In October 2018, the Intergovernmental Panel on Climate Change announced the world is on track to exceed the global warming threshold of 1.5°C above pre-industrial levels within 12 years. Beyond 1.5°C warming, the world will experience unprecedented rises in natural disasters, food insecurity, and poverty. Based on recent dialogue, policymakers, funders, and climate scientists are at risk of promoting myopic solutions that omit the voices of those most marginalized by the climate crisis: rural and indigenous women.
Rural and indigenous women farmers account for 45-80% of all food production in developing countries and have long led in preserving the economic and social vitality of their communities in the face of climate change. Global Fund for Women champions these women. From supporting groups helping women access land titles in rural Uganda, to women safeguarding indigenous seeds in Kenya, to groups reclaiming land and water resource management in India—the grassroots women Global Fund for Women partners with are the leaders in creating resilient communities in the face of the climate crisis. This Earth Day we celebrate and recognize the work of these grassroots women.
Sheelu Francis, founder of Tamilnadu Women’s Collective — a Global Fund for Women grantee partner — is one such leader with 25 years of experience mobilizing women farmers in India.

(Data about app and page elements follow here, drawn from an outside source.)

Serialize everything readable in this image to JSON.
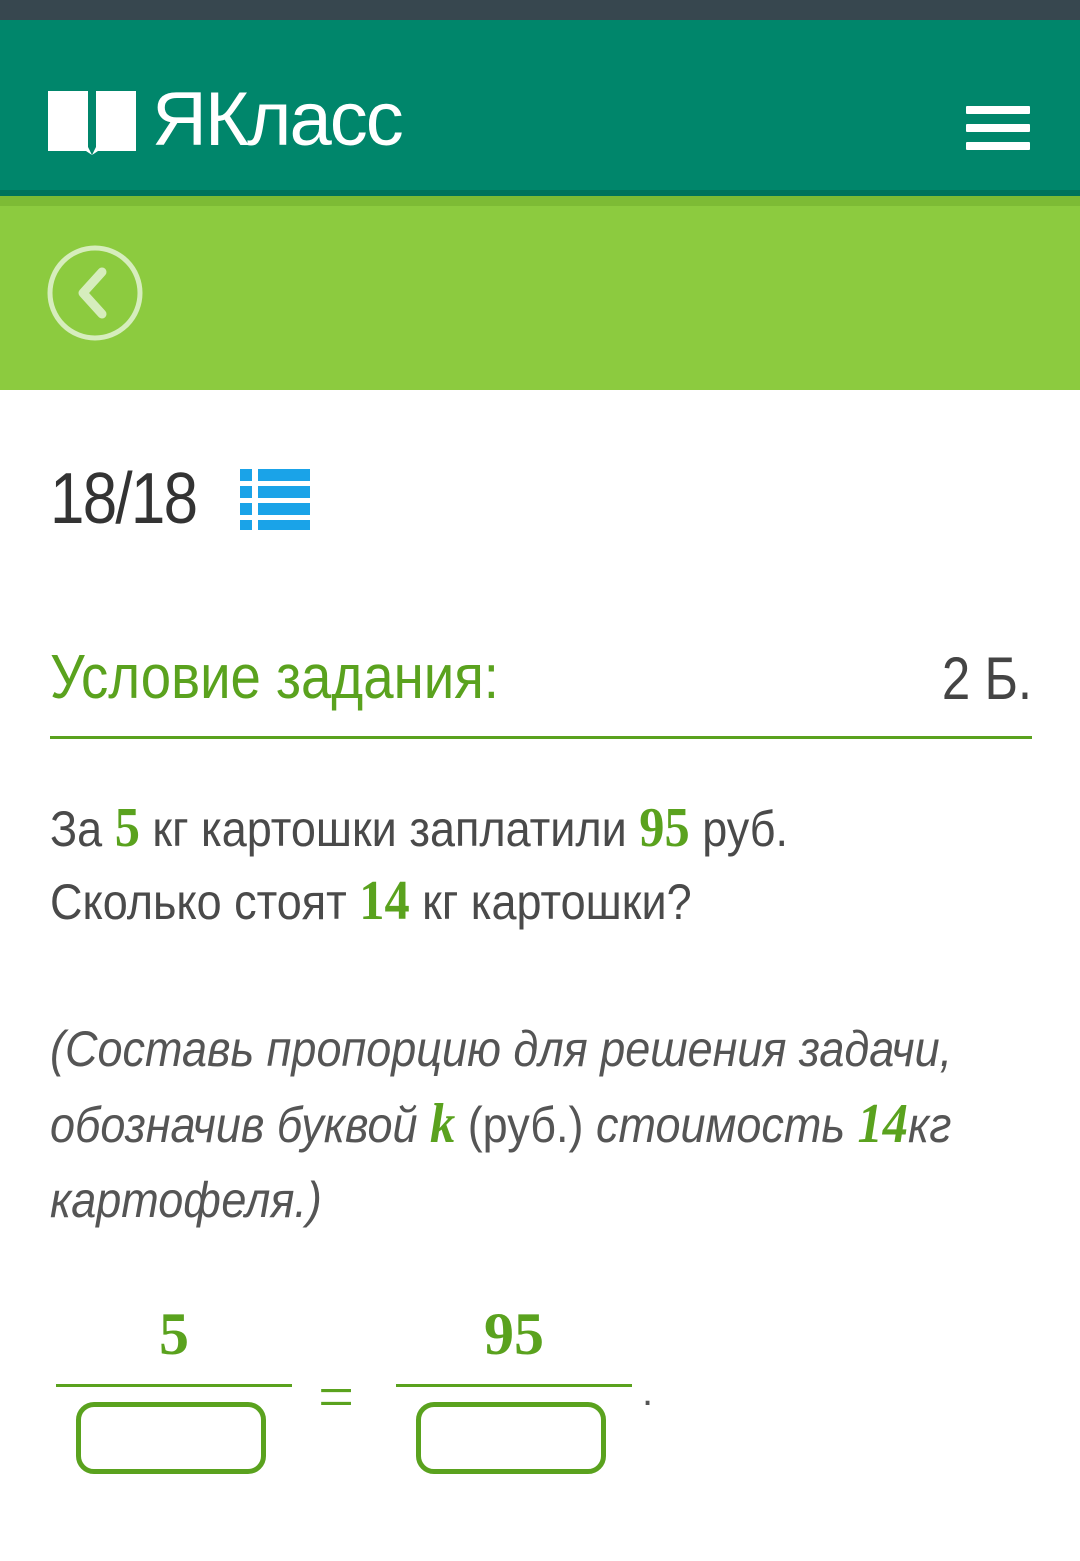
{
  "app": {
    "name": "ЯКласс"
  },
  "header": {
    "logo_text": "ЯКласс",
    "menu_icon": "hamburger-menu-icon",
    "back_icon": "back-arrow-icon"
  },
  "colors": {
    "header_bg": "#00866b",
    "subbar_bg": "#8ccb3f",
    "accent_green": "#5aa21e",
    "list_icon": "#1aa3e8"
  },
  "progress": {
    "current": "18",
    "total": "18",
    "display": "18/18",
    "list_icon": "list-icon"
  },
  "task": {
    "section_title": "Условие задания:",
    "points": "2 Б.",
    "line1": {
      "a": "За ",
      "n1": "5",
      "b": " кг картошки заплатили ",
      "n2": "95",
      "c": " руб."
    },
    "line2": {
      "a": "Сколько стоят ",
      "n1": "14",
      "b": " кг картошки?"
    },
    "hint": {
      "line1": "(Составь пропорцию для решения задачи,",
      "line2_a": "обозначив буквой ",
      "var": "k",
      "line2_b": " (руб.)",
      "line2_c": " стоимость ",
      "num": "14",
      "line2_d": "кг",
      "line3": "картофеля.)"
    }
  },
  "equation": {
    "left_numerator": "5",
    "right_numerator": "95",
    "equals": "=",
    "end": ".",
    "left_denominator_value": "",
    "right_denominator_value": ""
  }
}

Her experience working with women farmers in India exemplifies the link between climate change and women’s rights.
Women’s Collective Works with Smallholder Women Farmers to Anchor Household Food Security
Sheelu and her colleagues in Women’s Collective mitigate the economic and physical displacement of the primary food producers of India – smallholder women farmers. While women farmers are the anchors for food security at the household level, studies estimate that they own less than 15% of farmland—with some estimates as low as 2%. Because women do not have access to the same land rights as men, and are not given the same entitlements (such as subsidies), they are not recognized as farmers. Without equality for women farmers to have access and control over their property and resources, efforts to increase food security during the climate crisis will ultimately fail.
Women’s Collective creates interventions that are grounded in women’s agency to demand their rights. Through support networks – or collectives — women farmers group their resources together in order to farm plots of lands that they share. These collectives also work together to demand women’s rights to land, market access, and entitlements. “Participation of the people is the key to all of our successes,” says Sheelu.
Women Farmers Banding Together
“The goal [of Women’s Collective is] to get women farmers in control of natural resources and to protect them,” says Sheelu. As the climate crisis amplifies, the collective voice of women farmers will become crucial to protecting the resources and rights needed to safeguard food security.
Since it started in 1994, Women’s Collective has grown from operating in just 6 villages to having presence in nearly 1,000 villages. “My biggest achievement in my life is that at least 10,000 families are eating safe, nutritious food,” says Sheelu. Today, Women’s Collective has a membership of 28,697 and has led women’s ownership of 722 acres of land.
Sheelu and her colleagues have helped equip women in rural India with the support networks, farming capacity, and community organization skills to lead their communities to food security. These women live at the forefront of climate change’s effects — and also at the forefront of building climate justice in their communities.
Climate Change and Women’s Rights
The world cannot adapt to the realities of climate change without recognizing and incorporating women’s inputs.
The global dialogue and funding streams around climate change adaptation and mitigation prioritize political, policy, and research leadership that is predominately male. Separating women and women’s rights from climate change policies overlooks the agents of change who have been leading food security in their communities for decades. The FAO reports that if women farmers had the same economic resources as men (labor, technology, resources, market access), then their farms could produce 20-30 percent more, increasing the total agricultural output in developing countries by up to 4%. This increase in production could in turn reduce the number of hungry people in the world by 12–17% — that’s approximately 100-150 million people. The linkage with climate change and women’s rights is clear: the only way to adapt to the climate crisis is to ensure women have the resources to lead climate resilient communities.
We celebrate Sheelu Francis and Women’s Collective in their 25th year of fighting for women’s rights and climate justice in India and the millions of women farmers working towards food security and climate resistance.